Ransomware attacks are often unexpected and tragic to all those who fall prey to them. Unfortunately, the pandemic has exacerbated cybercrime, with ransomware incidents surging practically 150% worldwide over the past few months.
Lanworks President Eric Rydzkowski highlights how these attacks can impact organizations in a recent webinar, Tales From the Trenches, Ransomware Attacks:
“The loss of business [for ransomware victims] is huge: idol staff that can’t access systems, financial penalties… brand damage, the hard cost itself for recovery, ransom paid… the list goes on. And the number of countless hours that the IT staff have to work to actually recover the business and get it on its feet is paramount.”
Access highlights from the webinar below for essential information that can help protect your organization from a potential ransomware attack and improve your ability to recover from one.
Understanding Ransomware Attackers
Ransomware attackers typically have a single goal in mind: earning the most amount of money possible. When a company’s information is compromised and encrypted, attackers will demand a significant payment in cryptocurrency — which is often equal to as much as $1,000,000 USD — in exchange for the decryption code. If that fee is not paid, it could double. Failing to pay the fee will result in the perpetrators auctioning off the data on the dark web. Throughout the webinar, Rydzkowski breaks down how these money-driven attackers are able to take hold of private information.
The majority of information security breaches often begins with an interaction between a user and a fake email.
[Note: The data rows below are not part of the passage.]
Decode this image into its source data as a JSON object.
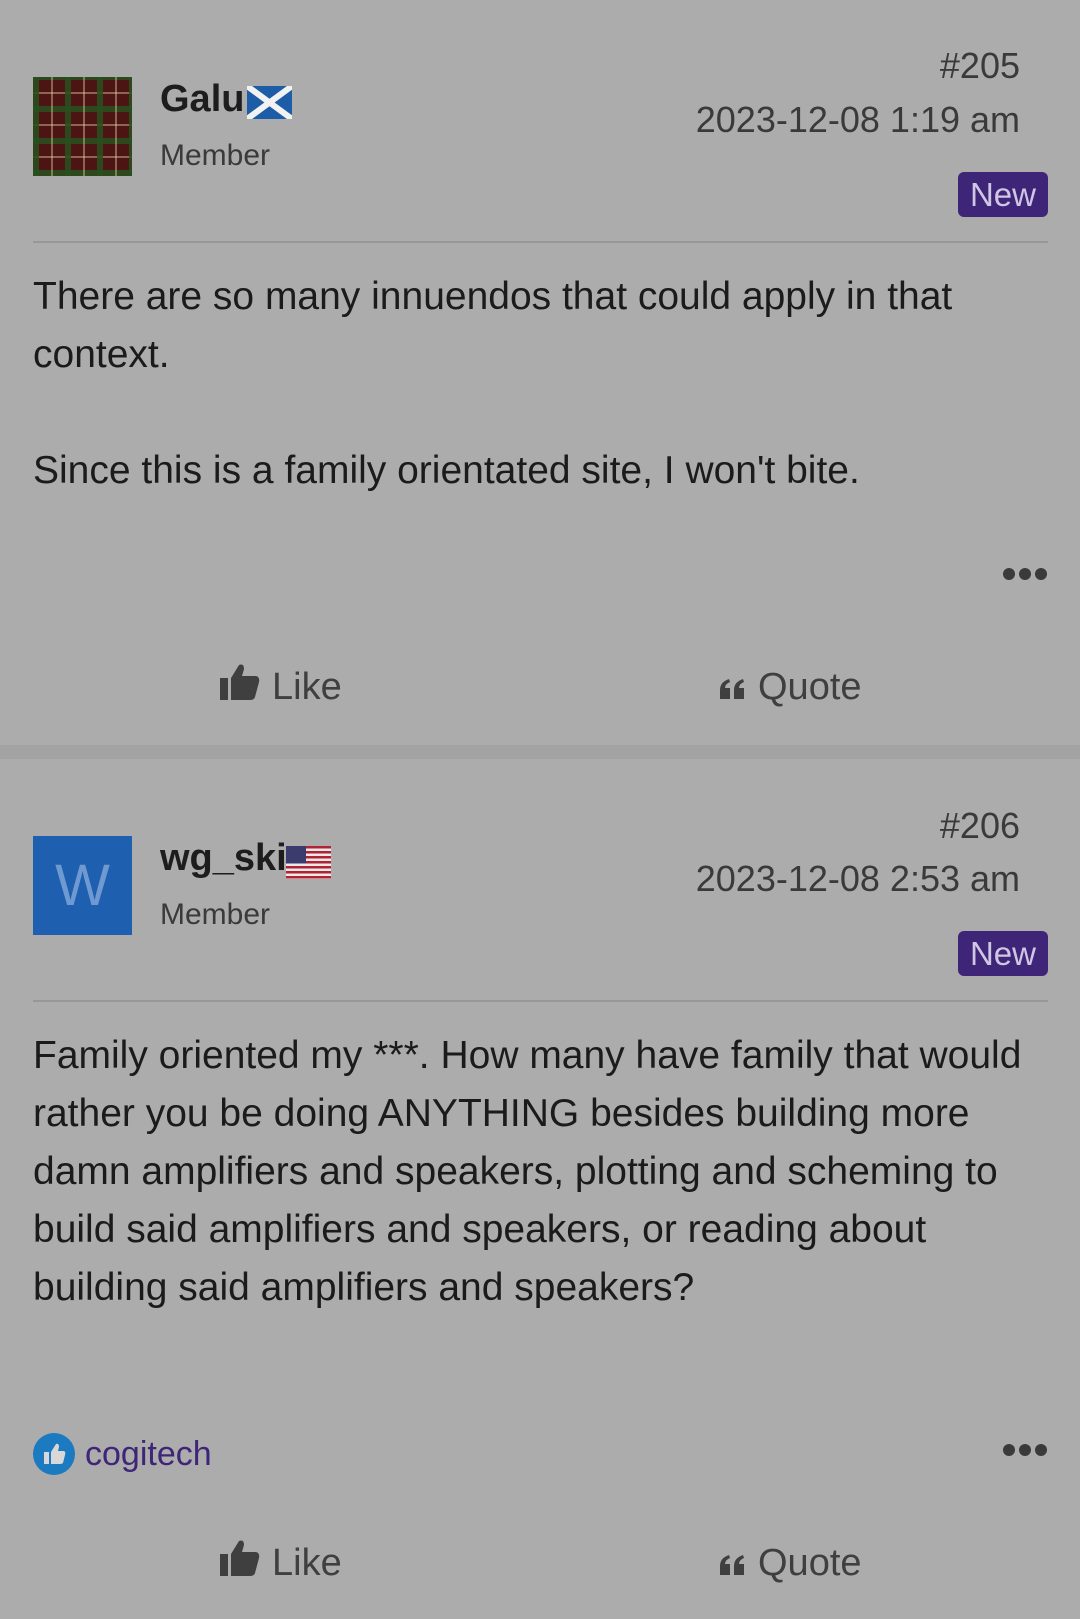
{
  "posts": [
    {
      "number": "#205",
      "date": "2023-12-08 1:19 am",
      "badge": "New",
      "author": {
        "name": "Galu",
        "role": "Member",
        "flag": "scotland-flag-icon",
        "avatar": "tartan-avatar"
      },
      "paragraphs": [
        "There are so many innuendos that could apply in that context.",
        "Since this is a family orientated site, I won't bite."
      ],
      "actions": {
        "like": "Like",
        "quote": "Quote"
      }
    },
    {
      "number": "#206",
      "date": "2023-12-08 2:53 am",
      "badge": "New",
      "author": {
        "name": "wg_ski",
        "role": "Member",
        "flag": "us-flag-icon",
        "avatar_letter": "W"
      },
      "paragraphs": [
        "Family oriented my ***. How many have family that would rather you be doing ANYTHING besides building more damn amplifiers and speakers, plotting and scheming to build said amplifiers and speakers, or reading about building said amplifiers and speakers?"
      ],
      "reactions": {
        "icon": "thumbs-up-reaction-icon",
        "users": "cogitech"
      },
      "actions": {
        "like": "Like",
        "quote": "Quote"
      }
    }
  ],
  "colors": {
    "background": "#acacac",
    "badge": "#3f2577",
    "avatar_blue": "#1e5fb0",
    "reaction_blue": "#1c7ac0"
  }
}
These emails are so well crafted that it takes a trained eye to determine if it is fake or real. Once a standard user credential is harvested via a fake login page, the perpetrators have access to the corporate environment. Once inside, they can use one of many free tools readily accessible on the internet specifically designed to conduct brute-force password hacks, continuously guessing passwords until they find a privileged credential that works.
“It may not be an admin password initially, but at least it will be the password of a user,” states Rydzkowski. “That’s the first entry into your network, and that can be catastrophic in itself.” Once an attacker has their foot in the door to your network, they will try to gain access to an admin credential and destroy your backup servers, blocking your ability to recover from their attack.
Preparing Your Business for a Ransomware Attack
It’s nearly impossible to ensure your networks are 100% impenetrable to cybercriminals in the digital world. It is, however, possible to give cybercriminals a big enough challenge that they leave you alone.
According to Rydzkowski, “you have to make it so that all of your neighbours are easier to break into than you.”
Rydzkowski recommends major best practices throughout the webinar for strengthening your cyber defences, including the following tips:
- Set up two-factor or multi-factor authentication (MFA): Organizations dealing with ransomware attacks that approach Lanworks typically did not set up MFA as a preventative measure before the attack.
- Make all user passwords hard to guess: Passwords should be at least ten characters, use upper and lowercase, and rely on special characters so they are challenging to crack.
- Take your Backup Server off the Domain: If a perpetrator obtains a privileged AD credential it will give them access to your backup server which is the first thing they will encrypt. If the server is off the domain they will not have access to this critical server.
- Keep three copies of your backups: Use the 3-2-1 rule. Have 3 copies of your data, 2 backup copies on two different media and 1 copy offsite.
- Back up your servers often: Business-critical servers should be backed up frequently depending on how essential new information is. Some companies may choose to back up their servers as often as three or four times a day.
- Educate your users: Educate your users and conduct phishing tests to ensure all users at your organization understand how to identify fake emails and login pages.
- Invest in ransomware insurance: In a worst-case scenario, ransomware insurance will help keep your organization afloat and on the road to recovery following an attack.
The Recovery Process
In terms of downtime, Rydzkowski notes that it can take anywhere from two days to two weeks or longer to get a business back online and running after an attack. Once a ransomware attacker has done damage, your company’s journey to recover will depend on how well you prepared yourselves before the attack. As long as the attack has not compromised your backups, the first step is to create a completely isolated “clean” network to start the restore process. Consider using two different Next Gen Antivirus products to scan each restored server. Reset all passwords..
Just be sure not to rush the process. If you rebuild your network and then accidentally connect an infected PC, it can re-infect the cleaned servers you just restored. If you cant restore your data because your backups are also encrypted and paying the ransom is your only option, hire a professional ransom negotiator. Ultimately, the more knowledge you can acquire about ransomware attacks, the more likely you are to avoid one.
Empower your organization with all of the facts, insights, and best practices to stay safe and operational by watching the full webinar here.
You don’t have to outrun a bear, you just have to outrun your friend.
In other words, you don’t have to build Fort Knox but you want your house to be much harder to break in than your neighbors
– Eric Rydzkowski.